The reply must repeat each entry exactly and contain no pictures.

Items from an interface collection
►
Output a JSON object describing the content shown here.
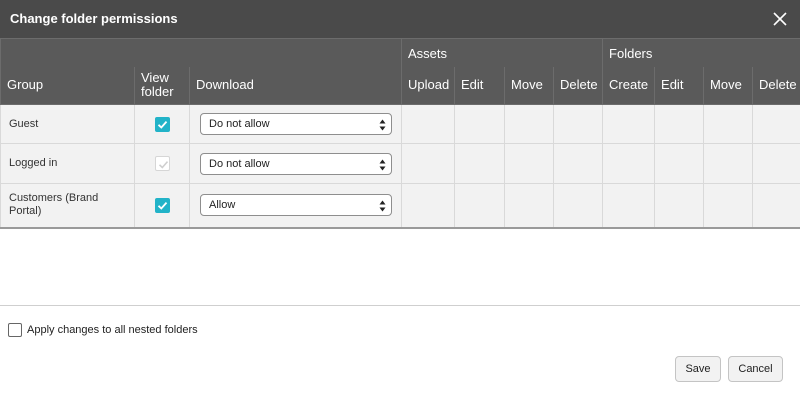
{
  "dialog": {
    "title": "Change folder permissions",
    "close_icon": "close-icon"
  },
  "table": {
    "group_headers": {
      "assets": "Assets",
      "folders": "Folders"
    },
    "columns": {
      "group": "Group",
      "view_folder_1": "View",
      "view_folder_2": "folder",
      "download": "Download",
      "assets_upload": "Upload",
      "assets_edit": "Edit",
      "assets_move": "Move",
      "assets_delete": "Delete",
      "folders_create": "Create",
      "folders_edit": "Edit",
      "folders_move": "Move",
      "folders_delete": "Delete"
    },
    "rows": [
      {
        "group": "Guest",
        "view_folder": "checked",
        "download": "Do not allow"
      },
      {
        "group": "Logged in",
        "view_folder": "checked-disabled",
        "download": "Do not allow"
      },
      {
        "group": "Customers (Brand Portal)",
        "view_folder": "checked",
        "download": "Allow"
      }
    ]
  },
  "nested": {
    "label": "Apply changes to all nested folders",
    "checked": false
  },
  "buttons": {
    "save": "Save",
    "cancel": "Cancel"
  },
  "colors": {
    "header_bg": "#4a4a4a",
    "table_header_bg": "#5a5a5a",
    "checkbox_accent": "#22b3c8",
    "row_bg": "#f2f2f2"
  }
}
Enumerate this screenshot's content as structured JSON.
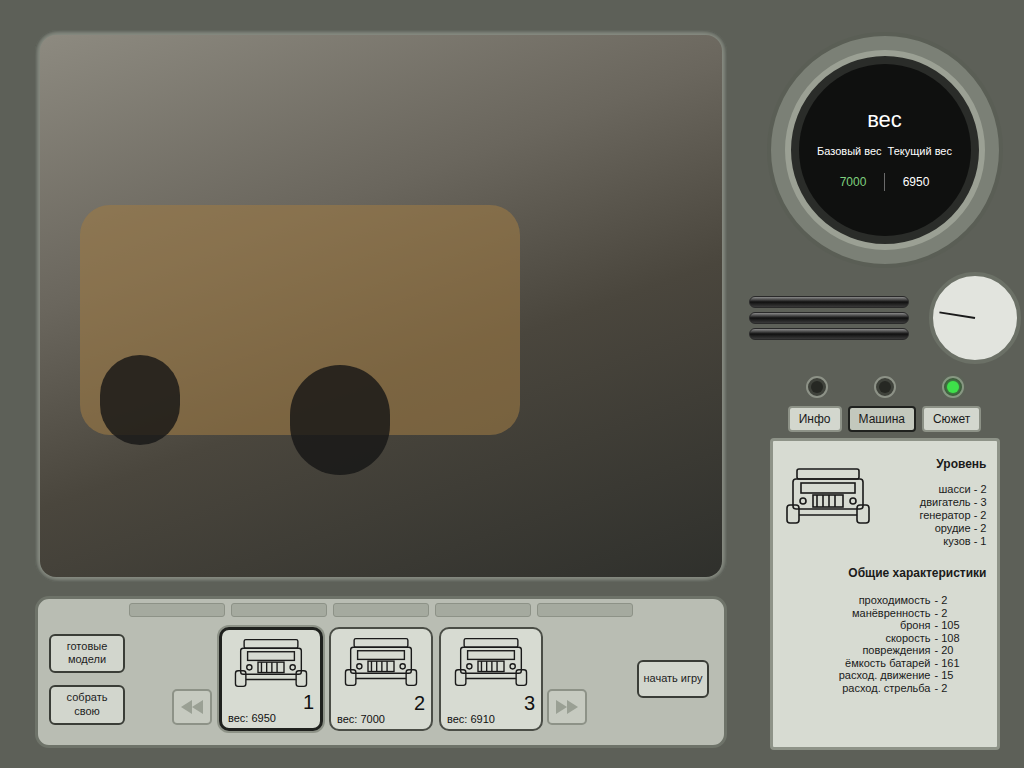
{
  "gauge": {
    "title": "вес",
    "base_label": "Базовый вес",
    "current_label": "Текущий вес",
    "base_value": "7000",
    "current_value": "6950"
  },
  "dial": {
    "level": 0.05
  },
  "lights": [
    {
      "on": false
    },
    {
      "on": false
    },
    {
      "on": true
    }
  ],
  "tabs": [
    {
      "label": "Инфо",
      "selected": false
    },
    {
      "label": "Машина",
      "selected": true
    },
    {
      "label": "Сюжет",
      "selected": false
    }
  ],
  "info": {
    "level_title": "Уровень",
    "levels": [
      "шасси - 2",
      "двигатель - 3",
      "генератор - 2",
      "орудие - 2",
      "кузов - 1"
    ],
    "stats_title": "Общие характеристики",
    "stats": [
      {
        "label": "проходимость",
        "value": "- 2"
      },
      {
        "label": "манёвренность",
        "value": "- 2"
      },
      {
        "label": "броня",
        "value": "- 105"
      },
      {
        "label": "скорость",
        "value": "- 108"
      },
      {
        "label": "повреждения",
        "value": "- 20"
      },
      {
        "label": "ёмкость батарей",
        "value": "- 161"
      },
      {
        "label": "расход. движение",
        "value": "- 15"
      },
      {
        "label": "расход. стрельба",
        "value": "- 2"
      }
    ]
  },
  "buttons": {
    "ready_models": "готовые модели",
    "build_own": "собрать свою",
    "start": "начать игру"
  },
  "models": [
    {
      "number": "1",
      "weight": "вес: 6950",
      "selected": true
    },
    {
      "number": "2",
      "weight": "вес: 7000",
      "selected": false
    },
    {
      "number": "3",
      "weight": "вес: 6910",
      "selected": false
    }
  ]
}
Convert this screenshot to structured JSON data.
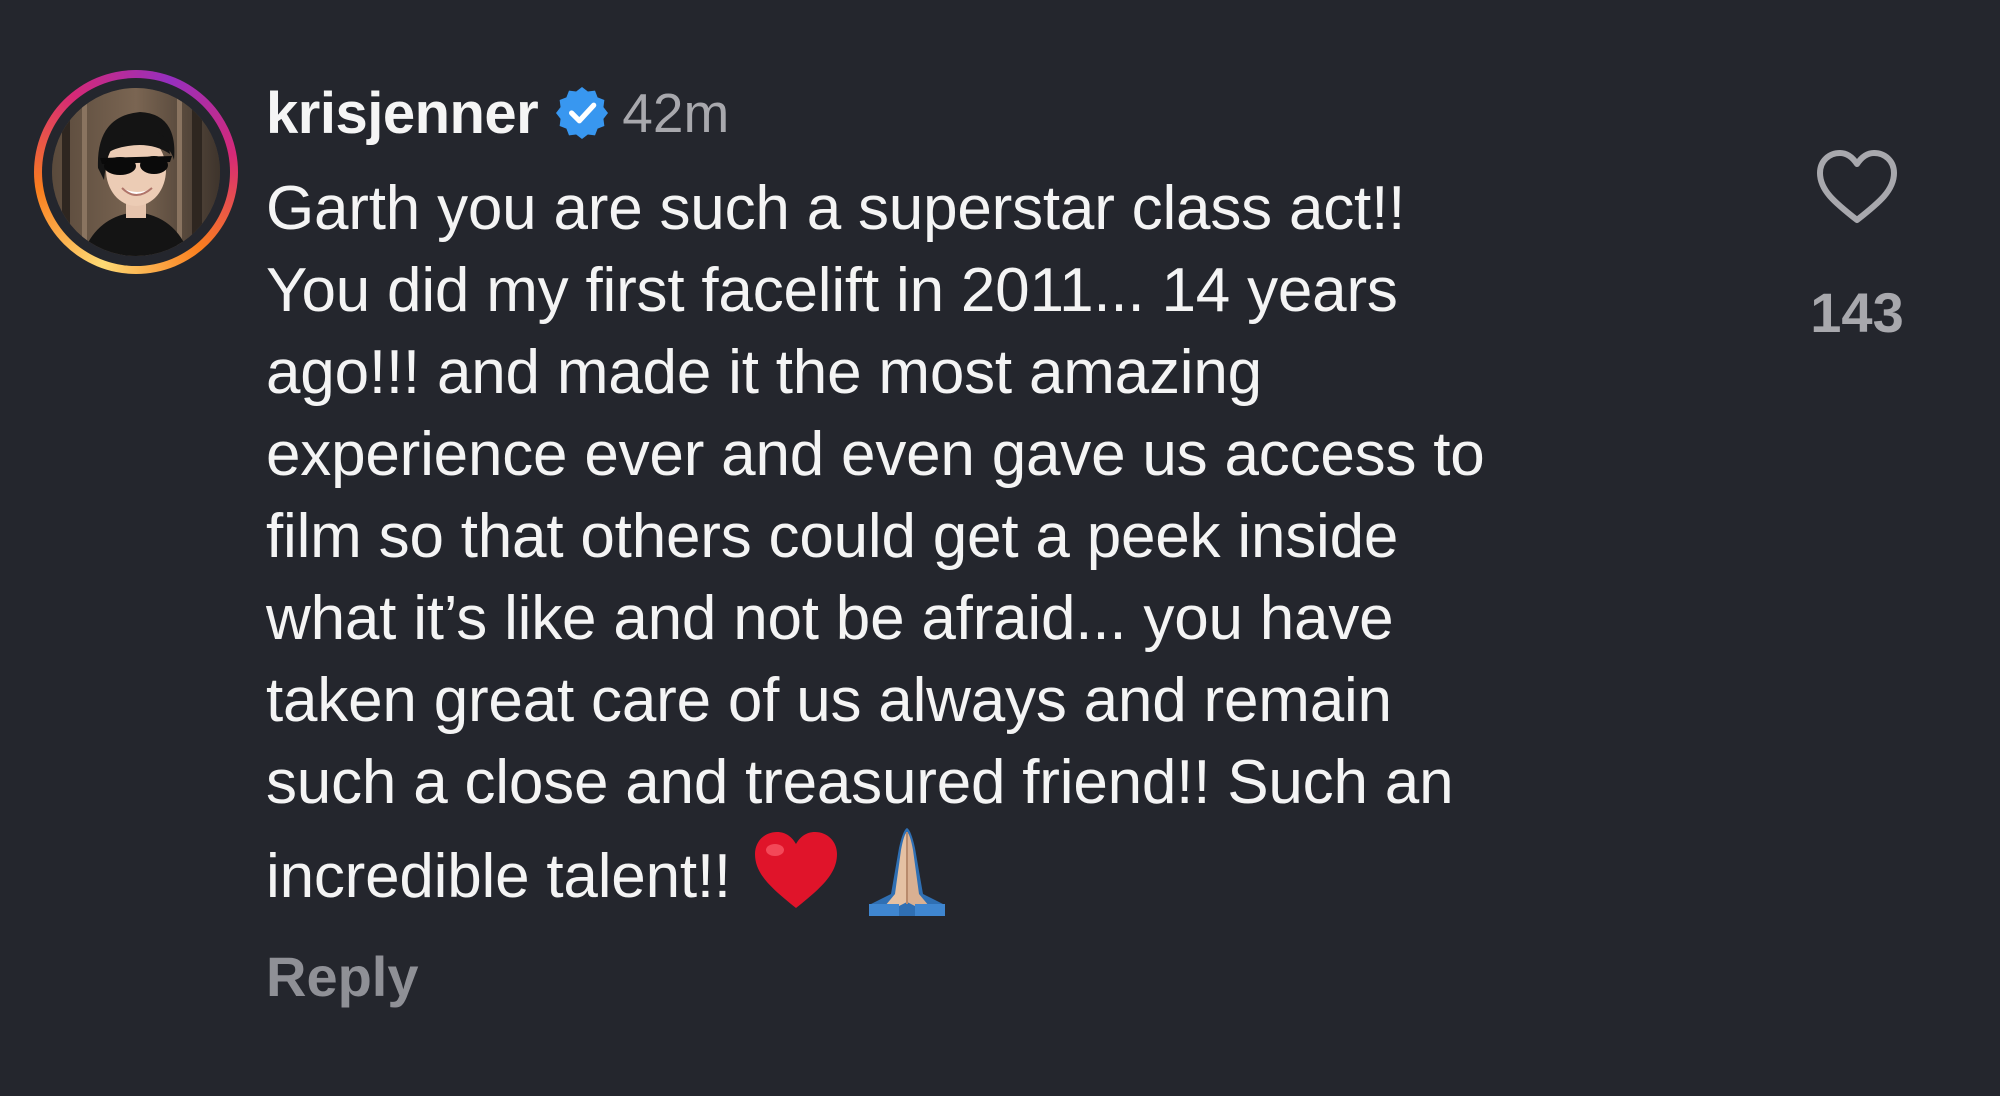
{
  "comment": {
    "username": "krisjenner",
    "verified": true,
    "timestamp": "42m",
    "text_lines": [
      "Garth you are such a superstar class act!!",
      "You did my first facelift in 2011... 14 years",
      "ago!!! and made it the most amazing",
      "experience ever and even gave us access to",
      "film so that others could get a peek inside",
      "what it’s like and not be afraid... you have",
      "taken great care of us always and remain",
      "such a close and treasured friend!! Such an",
      "incredible talent!!"
    ],
    "emojis": [
      "red-heart",
      "folded-hands-medium-light-skin"
    ],
    "reply_label": "Reply",
    "like_count": "143"
  },
  "colors": {
    "background": "#24262d",
    "text": "#f4f4f4",
    "muted": "#a8a8ad",
    "verified_blue": "#3897f0",
    "heart_red": "#e0142a"
  },
  "icons": {
    "verified": "verified-badge-icon",
    "like": "heart-outline-icon"
  }
}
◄
Result for this task:
Output a JSON object describing the content shown here.
{
  "dialog": {
    "title": "Change folder permissions",
    "close_icon": "close-icon"
  },
  "table": {
    "group_headers": {
      "assets": "Assets",
      "folders": "Folders"
    },
    "columns": {
      "group": "Group",
      "view_folder_1": "View",
      "view_folder_2": "folder",
      "download": "Download",
      "assets_upload": "Upload",
      "assets_edit": "Edit",
      "assets_move": "Move",
      "assets_delete": "Delete",
      "folders_create": "Create",
      "folders_edit": "Edit",
      "folders_move": "Move",
      "folders_delete": "Delete"
    },
    "rows": [
      {
        "group": "Guest",
        "view_folder": "checked",
        "download": "Do not allow"
      },
      {
        "group": "Logged in",
        "view_folder": "checked-disabled",
        "download": "Do not allow"
      },
      {
        "group": "Customers (Brand Portal)",
        "view_folder": "checked",
        "download": "Allow"
      }
    ]
  },
  "nested": {
    "label": "Apply changes to all nested folders",
    "checked": false
  },
  "buttons": {
    "save": "Save",
    "cancel": "Cancel"
  },
  "colors": {
    "header_bg": "#4a4a4a",
    "table_header_bg": "#5a5a5a",
    "checkbox_accent": "#22b3c8",
    "row_bg": "#f2f2f2"
  }
}
Enumerate this screenshot's content as structured JSON.
{
  "gauge": {
    "title": "вес",
    "base_label": "Базовый вес",
    "current_label": "Текущий вес",
    "base_value": "7000",
    "current_value": "6950"
  },
  "dial": {
    "level": 0.05
  },
  "lights": [
    {
      "on": false
    },
    {
      "on": false
    },
    {
      "on": true
    }
  ],
  "tabs": [
    {
      "label": "Инфо",
      "selected": false
    },
    {
      "label": "Машина",
      "selected": true
    },
    {
      "label": "Сюжет",
      "selected": false
    }
  ],
  "info": {
    "level_title": "Уровень",
    "levels": [
      "шасси - 2",
      "двигатель - 3",
      "генератор - 2",
      "орудие - 2",
      "кузов - 1"
    ],
    "stats_title": "Общие характеристики",
    "stats": [
      {
        "label": "проходимость",
        "value": "- 2"
      },
      {
        "label": "манёвренность",
        "value": "- 2"
      },
      {
        "label": "броня",
        "value": "- 105"
      },
      {
        "label": "скорость",
        "value": "- 108"
      },
      {
        "label": "повреждения",
        "value": "- 20"
      },
      {
        "label": "ёмкость батарей",
        "value": "- 161"
      },
      {
        "label": "расход. движение",
        "value": "- 15"
      },
      {
        "label": "расход. стрельба",
        "value": "- 2"
      }
    ]
  },
  "buttons": {
    "ready_models": "готовые модели",
    "build_own": "собрать свою",
    "start": "начать игру"
  },
  "models": [
    {
      "number": "1",
      "weight": "вес: 6950",
      "selected": true
    },
    {
      "number": "2",
      "weight": "вес: 7000",
      "selected": false
    },
    {
      "number": "3",
      "weight": "вес: 6910",
      "selected": false
    }
  ]
}
Convert this screenshot to structured JSON data.
{
  "comment": {
    "username": "krisjenner",
    "verified": true,
    "timestamp": "42m",
    "text_lines": [
      "Garth you are such a superstar class act!!",
      "You did my first facelift in 2011... 14 years",
      "ago!!! and made it the most amazing",
      "experience ever and even gave us access to",
      "film so that others could get a peek inside",
      "what it’s like and not be afraid... you have",
      "taken great care of us always and remain",
      "such a close and treasured friend!! Such an",
      "incredible talent!!"
    ],
    "emojis": [
      "red-heart",
      "folded-hands-medium-light-skin"
    ],
    "reply_label": "Reply",
    "like_count": "143"
  },
  "colors": {
    "background": "#24262d",
    "text": "#f4f4f4",
    "muted": "#a8a8ad",
    "verified_blue": "#3897f0",
    "heart_red": "#e0142a"
  },
  "icons": {
    "verified": "verified-badge-icon",
    "like": "heart-outline-icon"
  }
}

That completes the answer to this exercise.